'A pretty amazing feat': Centenary of first trans-Canada flight celebrated

·3 min read

This week marks 100 years since a group of aviators, many recently returned from serving in the First World War, made a daring first: crossing continental Canada — nearly 5,400 kilometres — by air.

The trip from Halifax to Vancouver, undertaken in segments using a series of planes at designated stops across the country, was originally supposed to take 48 hours, but the weather and aircraft troubles got in the way, explained John Orr, a retired colonel with the Canadian Armed Forces and a historian with the Shearwater Aviation Museum in Nova Scotia.

"The state of the art in those days was not quite as reliable as it turns out to be [today]," Orr said.

Aviators were using aircraft left over from the First World War, he said, which weren't exactly built for long range cross-country flying.

"As one of the pilots who flew these [put it]: 'Those planes were just wood and piano wire and that was it,'" Orr said.

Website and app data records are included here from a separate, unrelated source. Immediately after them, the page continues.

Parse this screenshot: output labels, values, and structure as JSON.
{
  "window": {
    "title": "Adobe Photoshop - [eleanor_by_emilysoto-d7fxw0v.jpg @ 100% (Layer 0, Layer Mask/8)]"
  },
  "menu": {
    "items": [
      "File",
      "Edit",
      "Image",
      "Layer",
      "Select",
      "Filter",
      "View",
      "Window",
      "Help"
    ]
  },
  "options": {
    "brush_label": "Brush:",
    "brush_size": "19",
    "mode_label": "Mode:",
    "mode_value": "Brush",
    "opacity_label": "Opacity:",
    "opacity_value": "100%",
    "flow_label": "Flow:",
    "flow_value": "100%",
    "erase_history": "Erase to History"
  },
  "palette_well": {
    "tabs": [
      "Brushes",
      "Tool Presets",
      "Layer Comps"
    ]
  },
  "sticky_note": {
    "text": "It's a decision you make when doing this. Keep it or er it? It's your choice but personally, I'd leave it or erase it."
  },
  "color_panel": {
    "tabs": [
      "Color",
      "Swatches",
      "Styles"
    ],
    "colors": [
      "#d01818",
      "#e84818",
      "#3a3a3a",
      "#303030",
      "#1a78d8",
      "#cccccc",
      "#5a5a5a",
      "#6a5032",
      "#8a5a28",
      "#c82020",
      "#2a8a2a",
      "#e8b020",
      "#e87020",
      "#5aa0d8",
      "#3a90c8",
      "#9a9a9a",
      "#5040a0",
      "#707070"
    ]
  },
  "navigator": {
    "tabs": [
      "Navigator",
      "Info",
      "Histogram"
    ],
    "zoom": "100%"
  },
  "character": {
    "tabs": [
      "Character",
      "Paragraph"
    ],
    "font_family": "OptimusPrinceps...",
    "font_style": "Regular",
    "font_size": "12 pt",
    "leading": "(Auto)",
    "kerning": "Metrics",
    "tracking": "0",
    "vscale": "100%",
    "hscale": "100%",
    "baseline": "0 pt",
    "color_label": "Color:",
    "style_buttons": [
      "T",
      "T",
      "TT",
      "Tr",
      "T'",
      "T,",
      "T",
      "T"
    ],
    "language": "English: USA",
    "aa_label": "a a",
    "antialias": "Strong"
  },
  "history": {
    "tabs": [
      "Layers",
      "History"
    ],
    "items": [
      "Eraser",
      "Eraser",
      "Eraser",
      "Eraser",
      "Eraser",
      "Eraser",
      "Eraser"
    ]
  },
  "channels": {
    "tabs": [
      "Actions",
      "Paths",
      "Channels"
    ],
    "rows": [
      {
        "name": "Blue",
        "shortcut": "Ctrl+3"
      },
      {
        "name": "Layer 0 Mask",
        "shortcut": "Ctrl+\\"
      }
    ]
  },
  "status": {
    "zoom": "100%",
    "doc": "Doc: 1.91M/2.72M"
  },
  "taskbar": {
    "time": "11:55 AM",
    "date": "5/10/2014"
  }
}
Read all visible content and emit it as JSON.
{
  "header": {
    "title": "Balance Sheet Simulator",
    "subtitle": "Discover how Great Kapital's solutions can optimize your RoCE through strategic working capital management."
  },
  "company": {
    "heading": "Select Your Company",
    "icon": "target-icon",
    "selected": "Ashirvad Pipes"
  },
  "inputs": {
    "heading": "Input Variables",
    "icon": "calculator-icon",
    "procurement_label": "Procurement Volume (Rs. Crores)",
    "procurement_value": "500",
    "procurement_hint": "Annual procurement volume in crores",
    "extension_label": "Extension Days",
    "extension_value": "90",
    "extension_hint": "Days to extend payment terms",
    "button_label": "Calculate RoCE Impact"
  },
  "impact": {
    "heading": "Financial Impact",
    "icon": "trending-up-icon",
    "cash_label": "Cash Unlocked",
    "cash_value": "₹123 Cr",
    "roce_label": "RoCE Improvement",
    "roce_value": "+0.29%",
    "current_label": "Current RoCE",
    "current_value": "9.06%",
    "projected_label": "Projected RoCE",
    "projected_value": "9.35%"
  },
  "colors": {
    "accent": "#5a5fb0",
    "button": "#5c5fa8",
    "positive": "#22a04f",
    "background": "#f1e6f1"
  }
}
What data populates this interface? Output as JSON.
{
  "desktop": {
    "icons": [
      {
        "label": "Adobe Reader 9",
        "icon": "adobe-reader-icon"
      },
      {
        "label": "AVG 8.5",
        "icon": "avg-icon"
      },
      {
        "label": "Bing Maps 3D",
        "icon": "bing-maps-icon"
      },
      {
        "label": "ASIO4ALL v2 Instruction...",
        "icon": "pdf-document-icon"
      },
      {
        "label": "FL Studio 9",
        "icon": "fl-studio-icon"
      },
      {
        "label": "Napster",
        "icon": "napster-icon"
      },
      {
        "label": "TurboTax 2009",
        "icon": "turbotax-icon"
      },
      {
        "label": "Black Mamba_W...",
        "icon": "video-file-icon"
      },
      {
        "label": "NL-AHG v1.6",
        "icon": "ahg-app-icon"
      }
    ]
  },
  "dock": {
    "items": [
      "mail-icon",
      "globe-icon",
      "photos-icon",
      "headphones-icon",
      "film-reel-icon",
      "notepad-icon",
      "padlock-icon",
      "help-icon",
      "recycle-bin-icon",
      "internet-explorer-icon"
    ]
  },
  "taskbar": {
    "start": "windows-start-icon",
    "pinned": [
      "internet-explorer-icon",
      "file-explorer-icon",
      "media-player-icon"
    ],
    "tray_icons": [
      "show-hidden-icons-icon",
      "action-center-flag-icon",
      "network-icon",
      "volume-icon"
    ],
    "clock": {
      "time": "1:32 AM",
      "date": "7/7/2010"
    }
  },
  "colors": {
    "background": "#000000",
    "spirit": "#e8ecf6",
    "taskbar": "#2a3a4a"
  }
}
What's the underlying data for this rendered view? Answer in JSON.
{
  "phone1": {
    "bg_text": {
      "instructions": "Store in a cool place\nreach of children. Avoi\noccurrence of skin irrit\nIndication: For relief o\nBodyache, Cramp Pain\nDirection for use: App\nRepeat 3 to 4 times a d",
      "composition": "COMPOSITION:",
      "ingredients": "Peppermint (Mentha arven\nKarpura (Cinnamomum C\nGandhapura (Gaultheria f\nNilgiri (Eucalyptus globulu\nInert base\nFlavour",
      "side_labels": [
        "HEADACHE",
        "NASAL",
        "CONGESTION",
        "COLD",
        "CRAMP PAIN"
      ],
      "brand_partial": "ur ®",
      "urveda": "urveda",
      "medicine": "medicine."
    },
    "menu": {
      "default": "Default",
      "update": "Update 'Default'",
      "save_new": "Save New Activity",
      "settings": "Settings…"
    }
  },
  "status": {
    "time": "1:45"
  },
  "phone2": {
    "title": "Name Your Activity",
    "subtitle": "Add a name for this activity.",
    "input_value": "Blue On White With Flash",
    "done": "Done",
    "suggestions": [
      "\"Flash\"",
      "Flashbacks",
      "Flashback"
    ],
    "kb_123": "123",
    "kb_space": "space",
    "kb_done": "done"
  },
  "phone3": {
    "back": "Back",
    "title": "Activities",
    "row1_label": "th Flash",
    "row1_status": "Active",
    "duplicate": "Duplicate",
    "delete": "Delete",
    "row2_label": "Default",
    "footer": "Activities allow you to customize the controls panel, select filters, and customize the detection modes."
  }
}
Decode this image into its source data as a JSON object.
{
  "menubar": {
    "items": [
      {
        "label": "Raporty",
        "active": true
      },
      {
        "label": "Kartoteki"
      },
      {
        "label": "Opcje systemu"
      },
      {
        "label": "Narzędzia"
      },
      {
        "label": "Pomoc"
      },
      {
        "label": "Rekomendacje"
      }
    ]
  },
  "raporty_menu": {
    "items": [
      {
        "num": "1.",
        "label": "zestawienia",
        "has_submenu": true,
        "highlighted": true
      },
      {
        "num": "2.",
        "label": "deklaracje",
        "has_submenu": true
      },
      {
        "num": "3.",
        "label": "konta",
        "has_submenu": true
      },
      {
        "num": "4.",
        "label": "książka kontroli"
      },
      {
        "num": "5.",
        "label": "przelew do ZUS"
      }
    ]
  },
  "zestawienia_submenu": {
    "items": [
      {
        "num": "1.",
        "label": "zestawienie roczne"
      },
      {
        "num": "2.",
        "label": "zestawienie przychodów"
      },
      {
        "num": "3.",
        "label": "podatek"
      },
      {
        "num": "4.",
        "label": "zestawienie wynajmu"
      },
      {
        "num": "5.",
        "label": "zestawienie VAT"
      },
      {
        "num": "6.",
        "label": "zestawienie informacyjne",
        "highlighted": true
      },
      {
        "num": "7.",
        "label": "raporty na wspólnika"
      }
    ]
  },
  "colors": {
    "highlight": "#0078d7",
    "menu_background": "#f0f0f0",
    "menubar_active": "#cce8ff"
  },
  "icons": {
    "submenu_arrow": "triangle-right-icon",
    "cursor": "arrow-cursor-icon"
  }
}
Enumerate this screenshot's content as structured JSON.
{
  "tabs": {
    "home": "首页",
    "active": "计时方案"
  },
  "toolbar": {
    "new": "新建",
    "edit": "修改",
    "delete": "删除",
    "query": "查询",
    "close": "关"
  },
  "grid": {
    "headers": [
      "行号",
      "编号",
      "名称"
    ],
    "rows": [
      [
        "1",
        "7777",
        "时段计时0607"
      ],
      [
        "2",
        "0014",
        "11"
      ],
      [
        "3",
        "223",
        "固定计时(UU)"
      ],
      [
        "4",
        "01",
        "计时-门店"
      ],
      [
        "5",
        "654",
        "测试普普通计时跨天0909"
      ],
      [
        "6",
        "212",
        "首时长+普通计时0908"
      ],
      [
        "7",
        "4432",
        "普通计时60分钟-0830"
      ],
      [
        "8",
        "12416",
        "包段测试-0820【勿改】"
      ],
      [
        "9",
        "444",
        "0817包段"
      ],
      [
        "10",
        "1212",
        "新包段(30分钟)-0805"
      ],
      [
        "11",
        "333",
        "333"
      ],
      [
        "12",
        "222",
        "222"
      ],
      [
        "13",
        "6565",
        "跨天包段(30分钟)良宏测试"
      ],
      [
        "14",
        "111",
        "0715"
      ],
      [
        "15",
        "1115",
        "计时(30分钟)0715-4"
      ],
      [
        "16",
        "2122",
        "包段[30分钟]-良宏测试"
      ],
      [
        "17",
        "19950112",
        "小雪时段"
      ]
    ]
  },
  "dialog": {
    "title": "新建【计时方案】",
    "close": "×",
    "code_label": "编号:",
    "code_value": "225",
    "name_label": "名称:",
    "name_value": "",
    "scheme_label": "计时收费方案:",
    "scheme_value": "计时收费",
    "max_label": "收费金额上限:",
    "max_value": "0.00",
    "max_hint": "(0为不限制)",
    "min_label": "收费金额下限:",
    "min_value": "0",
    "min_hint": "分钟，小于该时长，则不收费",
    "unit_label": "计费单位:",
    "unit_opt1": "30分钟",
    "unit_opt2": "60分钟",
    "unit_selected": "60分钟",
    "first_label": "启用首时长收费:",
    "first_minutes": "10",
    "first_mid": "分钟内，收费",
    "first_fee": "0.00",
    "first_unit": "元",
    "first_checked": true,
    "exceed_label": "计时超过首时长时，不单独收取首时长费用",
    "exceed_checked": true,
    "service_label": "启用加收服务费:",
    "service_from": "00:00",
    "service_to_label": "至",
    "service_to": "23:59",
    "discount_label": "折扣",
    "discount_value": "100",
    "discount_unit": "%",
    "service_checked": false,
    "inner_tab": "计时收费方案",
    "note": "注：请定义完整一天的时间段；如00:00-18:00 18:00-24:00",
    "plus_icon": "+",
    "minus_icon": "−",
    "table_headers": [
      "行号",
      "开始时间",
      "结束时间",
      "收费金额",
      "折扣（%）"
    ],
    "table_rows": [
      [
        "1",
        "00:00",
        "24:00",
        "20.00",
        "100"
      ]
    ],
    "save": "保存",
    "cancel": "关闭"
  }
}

The first leg of the journey, from Halifax to Saint John — via seaplane — almost ended in disaster.

"It had been very rough over the Bay of Fundy. And the engine cowling ripped off, sheared off an engine-driven fuel pump, covered the pilot in fuel. He did a forced landing in the Saint John River," he said.

CAVM Photograph Collection
CAVM Photograph Collection

Crews secured another aircraft, refueling in Fredericton, and eventually landing on the St. Lawrence River "in the midst of a howling gale."

"Even the next day when they took off, the waves were so high that they broke over the top of the wing of this aircraft that they were flying," Orr said.

The crews switched to land-planes, and the trip from Calgary into Vancouver was another major challenge, said Orr, not just because of the raging snowstorm, but the geography.

"We have to remember that in those days, you didn't fly over the mountains. You flew through the mountains," he said. "So they had to navigate that. And that was really, really challenging."

Eventually, on Oct. 21, 2020, with a last-minute extension to Esquimalt, B.C., crews completed their trans-continental journey.

CAVM Photograph Collection
CAVM Photograph Collection

The trip was the brainchild of the Canadian Air Board, a new organization formed after the First World War.

During the First World War, over 20,000 Canadians participated in the air war, but they did so as part of the British flying services, Orr said.

When the war ended and pilots started coming back, the government set up the Air Board to develop both civil and military aviation in the country.

This exploratory endeavour brought aviation to the forefront of public conversation, Orr said.

"[They] knew that they had to convince the Canadian public, and perhaps more importantly, the Canadian politicians, that aviation was the way to go and it would open up Canada, as in fact it did," he said.

"It was a pretty amazing feat."

Listen to the interview with John Orr on CBC's All Points West here: